• [GIVEN RECORDS]:
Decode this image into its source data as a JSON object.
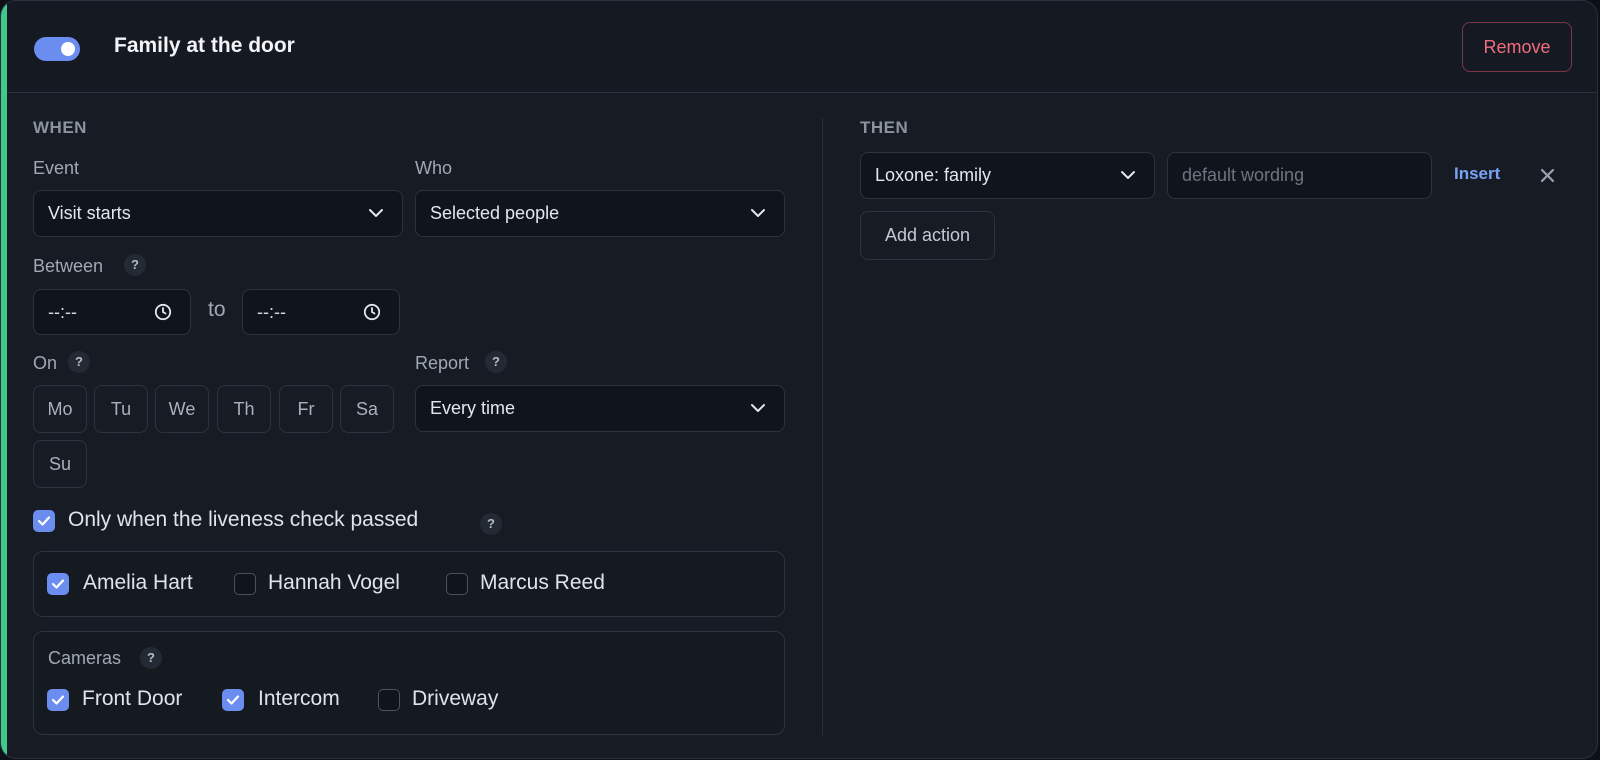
{
  "rule": {
    "enabled": true,
    "title": "Family at the door",
    "remove_label": "Remove"
  },
  "when": {
    "heading": "WHEN",
    "event": {
      "label": "Event",
      "value": "Visit starts"
    },
    "who": {
      "label": "Who",
      "value": "Selected people"
    },
    "between": {
      "label": "Between",
      "help": "?",
      "from_value": "--:--",
      "to_text": "to",
      "to_value": "--:--"
    },
    "on": {
      "label": "On",
      "help": "?",
      "days": [
        "Mo",
        "Tu",
        "We",
        "Th",
        "Fr",
        "Sa",
        "Su"
      ]
    },
    "report": {
      "label": "Report",
      "help": "?",
      "value": "Every time"
    },
    "liveness": {
      "label": "Only when the liveness check passed",
      "help": "?",
      "checked": true
    },
    "people": [
      {
        "name": "Amelia Hart",
        "checked": true
      },
      {
        "name": "Hannah Vogel",
        "checked": false
      },
      {
        "name": "Marcus Reed",
        "checked": false
      }
    ],
    "cameras": {
      "label": "Cameras",
      "help": "?",
      "items": [
        {
          "name": "Front Door",
          "checked": true
        },
        {
          "name": "Intercom",
          "checked": true
        },
        {
          "name": "Driveway",
          "checked": false
        }
      ]
    }
  },
  "then": {
    "heading": "THEN",
    "action": {
      "value": "Loxone: family",
      "wording_placeholder": "default wording",
      "insert_label": "Insert"
    },
    "add_action_label": "Add action"
  },
  "colors": {
    "accent_stripe": "#3fc98a",
    "toggle_on": "#6b8df0",
    "checkbox_on": "#6b8df0",
    "danger": "#f06d7f",
    "link": "#79a2f4"
  }
}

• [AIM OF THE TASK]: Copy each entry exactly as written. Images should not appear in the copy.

• [ANSWER TO THIS PROBLEM]:
Decode this image into its source data as a JSON object.
{
  "rule": {
    "enabled": true,
    "title": "Family at the door",
    "remove_label": "Remove"
  },
  "when": {
    "heading": "WHEN",
    "event": {
      "label": "Event",
      "value": "Visit starts"
    },
    "who": {
      "label": "Who",
      "value": "Selected people"
    },
    "between": {
      "label": "Between",
      "help": "?",
      "from_value": "--:--",
      "to_text": "to",
      "to_value": "--:--"
    },
    "on": {
      "label": "On",
      "help": "?",
      "days": [
        "Mo",
        "Tu",
        "We",
        "Th",
        "Fr",
        "Sa",
        "Su"
      ]
    },
    "report": {
      "label": "Report",
      "help": "?",
      "value": "Every time"
    },
    "liveness": {
      "label": "Only when the liveness check passed",
      "help": "?",
      "checked": true
    },
    "people": [
      {
        "name": "Amelia Hart",
        "checked": true
      },
      {
        "name": "Hannah Vogel",
        "checked": false
      },
      {
        "name": "Marcus Reed",
        "checked": false
      }
    ],
    "cameras": {
      "label": "Cameras",
      "help": "?",
      "items": [
        {
          "name": "Front Door",
          "checked": true
        },
        {
          "name": "Intercom",
          "checked": true
        },
        {
          "name": "Driveway",
          "checked": false
        }
      ]
    }
  },
  "then": {
    "heading": "THEN",
    "action": {
      "value": "Loxone: family",
      "wording_placeholder": "default wording",
      "insert_label": "Insert"
    },
    "add_action_label": "Add action"
  },
  "colors": {
    "accent_stripe": "#3fc98a",
    "toggle_on": "#6b8df0",
    "checkbox_on": "#6b8df0",
    "danger": "#f06d7f",
    "link": "#79a2f4"
  }
}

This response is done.